They need to go through your trash and talk to your sister about that time you did that thing with the thing and had to change schools. They’re going through your background, and your sales guy’s background, and his wife’s background, because Plulock is selling systems security to the biggest companies and government agencies around and if they screw up, or get sneaky, devastating bad things can happen.

Like today, when Ticketmaster got hacked and had to send almost everyone in the world an email admitting their data might have been lost. We’re lining up the lawyers on that one.

“Sales call from Ticketmaster on line two!”

What Plurilock does is worth far more than Plurilock is charging, but that’s how you establish trust and market share and the ability to roll those contracts over every year.

So how do you get into this rarified air and do business with these organizations? How do you penetrate their server room and get the okay to plug into their network?

You either drop your pants for four years and show them everything, or you buy your way in.

Plurilock bought their way in. They acquired market share. They picked up permission and respect by taking over other companies that had done that work over years and, in doing so, they spent a bunch of cash that they struggled to replace because, markets.

What they needed from the outset, was friendly hands. Investors that want to build, not borrow. Investors, not traders.

And it appears, from what I can see, they’ve found them.


Look, I don’t know, it could all turn the other way in a week and folks who’ve doubled their money already could start piling out and we’ll be back to the usual junior markets jiggery-fuckery merry-go-round, but also maybe not. Today, after a week of doubling and smooth upward runs, the stock smoothed out. Lower volume, slight drop.

I’m cool with that. Because that’s ORDERLY.

The next several days are going to be super-important, because they’ll tell you whether this has legs, or the legs came and went.

Is it a pump or is it a re-valuation?

Are people finally hearing the story, or is that chart the story?

I’ll tell you now, as I have before, that I’m a buyer. I’ve believed in this company for a few years now and been DYING for it to get the credit it’s due.

I feel like this is that moment.

— Chris Parry

FULL DISCLOSURE: I bought stock. I own stock. I’m buying stock. They were a client a few years back Consider me conflicted all you like and do your own DD because come on, man. nothing’s perfect. Ever. Eyes open. Know what you’re getting into.

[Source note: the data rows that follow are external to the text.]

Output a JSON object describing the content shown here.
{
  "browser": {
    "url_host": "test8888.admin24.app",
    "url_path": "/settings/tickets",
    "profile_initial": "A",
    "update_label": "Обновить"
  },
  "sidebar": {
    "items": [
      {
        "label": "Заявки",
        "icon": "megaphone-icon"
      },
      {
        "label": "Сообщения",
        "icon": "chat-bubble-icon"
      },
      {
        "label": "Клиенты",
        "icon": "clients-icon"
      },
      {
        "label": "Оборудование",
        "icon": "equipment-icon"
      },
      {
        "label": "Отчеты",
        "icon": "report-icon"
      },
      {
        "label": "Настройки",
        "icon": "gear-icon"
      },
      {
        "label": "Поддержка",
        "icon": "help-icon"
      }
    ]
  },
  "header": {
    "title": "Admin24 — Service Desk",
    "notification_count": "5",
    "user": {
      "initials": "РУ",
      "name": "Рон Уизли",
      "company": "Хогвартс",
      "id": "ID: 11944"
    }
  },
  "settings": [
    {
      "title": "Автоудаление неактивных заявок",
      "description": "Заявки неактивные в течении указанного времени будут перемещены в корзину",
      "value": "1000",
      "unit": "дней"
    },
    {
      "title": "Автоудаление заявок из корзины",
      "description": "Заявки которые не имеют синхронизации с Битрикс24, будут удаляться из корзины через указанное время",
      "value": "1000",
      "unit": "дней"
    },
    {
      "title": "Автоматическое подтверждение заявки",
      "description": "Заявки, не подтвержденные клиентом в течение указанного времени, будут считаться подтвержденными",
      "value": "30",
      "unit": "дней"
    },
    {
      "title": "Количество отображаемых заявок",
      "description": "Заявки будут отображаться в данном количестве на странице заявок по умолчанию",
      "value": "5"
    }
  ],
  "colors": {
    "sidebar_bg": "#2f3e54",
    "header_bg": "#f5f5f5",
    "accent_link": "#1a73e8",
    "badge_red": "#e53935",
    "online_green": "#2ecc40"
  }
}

Leave a Reply

Your email address will not be published. Required fields are marked *